There will be four occasions during a game where the Round Wind and your Seat Wind will match. For example, at some point your Seat will be East in the East Round. A Pong or Kong of the East Wind would then be TWO extra points.
THE FLOWERS... These are the Red and Blue Flowers. There is only one of each. When you pick one up, it is automatically set aside and replaced by a regular tile. When the hand is over, the winner gets one point if they have NO flowers at all, or one point for any flower whose value matches their Seat. For example, the South player hopes to get the '2' flowers. All 4 of the red-numbered or all 4 of the blue-numbered flowers are an additional point.
TO HELP YOU WITH THE FLOWERS... For example, if your Seat happens to be North, you would get a point for each '4' Flower you picked up. As above, Flowers that have value for a player are always marked with a different color on the edge of the tile. This will be very helpful to you, because Flower points often make a crucial difference in the value of your hand. Remember - having NO Flowers at all is worth 1 point.
AND ONE MORE THING... When Flowers are set aside and replaced with another tile from the Wall, that tile is taken from the OTHER end of the Wall. The same is true if you have made a Kong (set of 4 tiles) and need to pick up a new tile to re-balance your hand.
Play goes counter-clockwise around the table unless a tile is thrown which someone can claim as a Pong or Kong. In that case, the turn jumps to their position. When it's your turn, you must decide which tile you want to discard, and the hand continues. For all players, those tiles Chowed, Ponged, or Konged are laid out for all players to see. Tiles picked up fresh during your regular turn are kept discreetly hidden from others.
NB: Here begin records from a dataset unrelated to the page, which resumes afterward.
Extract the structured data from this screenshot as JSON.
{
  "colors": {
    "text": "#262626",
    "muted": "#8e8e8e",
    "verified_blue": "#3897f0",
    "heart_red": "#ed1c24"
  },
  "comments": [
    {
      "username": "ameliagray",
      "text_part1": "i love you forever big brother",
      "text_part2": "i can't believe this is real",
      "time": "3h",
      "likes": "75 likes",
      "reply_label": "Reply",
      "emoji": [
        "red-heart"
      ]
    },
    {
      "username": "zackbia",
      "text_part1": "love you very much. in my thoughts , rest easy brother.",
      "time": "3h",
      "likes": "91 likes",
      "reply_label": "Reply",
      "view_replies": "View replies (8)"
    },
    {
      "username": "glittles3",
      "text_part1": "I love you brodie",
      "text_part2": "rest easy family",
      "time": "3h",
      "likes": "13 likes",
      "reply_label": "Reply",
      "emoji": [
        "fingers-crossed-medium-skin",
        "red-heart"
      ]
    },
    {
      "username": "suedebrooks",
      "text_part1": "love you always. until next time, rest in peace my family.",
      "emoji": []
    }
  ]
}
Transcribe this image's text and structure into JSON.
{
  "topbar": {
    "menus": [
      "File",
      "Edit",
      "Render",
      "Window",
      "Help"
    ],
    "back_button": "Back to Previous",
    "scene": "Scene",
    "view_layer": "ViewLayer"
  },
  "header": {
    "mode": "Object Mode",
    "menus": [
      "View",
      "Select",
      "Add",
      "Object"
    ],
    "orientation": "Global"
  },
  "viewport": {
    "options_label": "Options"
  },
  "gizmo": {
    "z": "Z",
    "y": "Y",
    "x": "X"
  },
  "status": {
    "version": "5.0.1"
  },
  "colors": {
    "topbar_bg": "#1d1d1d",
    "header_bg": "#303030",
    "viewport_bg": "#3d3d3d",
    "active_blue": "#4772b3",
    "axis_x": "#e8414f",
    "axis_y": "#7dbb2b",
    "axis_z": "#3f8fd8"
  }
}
PRIORITY... A claim to Win has priority over Pong and Kong. A claim to Pong or Kong has priority over Chow. Sometimes you may claim a tile (like for a Chow) and have it snatched away from you by a higher priority claim. Also, sometimes more than one player is waiting to Win on the same tile. If that tile gets thrown, then the first claiming player to the right of the thrower wins. For example, if South throws a tile that would let both West and North complete their hand, then West is the winner.
THE DICE... These are ordinary dice, and they are used to determine where to start taking tiles from the Wall. All three are thrown together onto the table between the rows of tiles. The total ranges from 3 to 18. The thrower (East) counts counter-clockwise around the table, from their position (1) to the position indicated by the dice total. For example, if you are East, then your row of the Wall would be the starting point for totals of 5, 9, 13, or 17. A total of 6, for example, would be the row to your right. When the row is determined, East counts from the end of that row by the same number of stacks of tiles, and starts from there.
Looking at the mahjong table from above, the Walls are the tiles stacked in two layers, eighteen stacks to a side. The dice, thrown by the East player, determine where to start taking tiles. This makes "planting rice" (loading the Wall) impossible. After everyone has taken turns getting their first thirteen tiles, and replacements for any Flowers they pick up, play begins. The dice are stored below East's name. The dice will move around the table, but a triangle will stay in place as a reminder of where the game began.
To win, keep your eye on what's been thrown and what's been exposed by your opponents. Don't be waiting to win on tiles that are already gone! Though the element of luck is great, the long-term winnings go to the player who pays attention and makes good choices on what to keep and what to throw. You must balance your desire to put together a high-paying hand with the need to "go out" (win) before the other players.
CLICK HERE FOR THE RULES FOR MAHJONG
AS PLAYED IN HONG KONG MAHJONG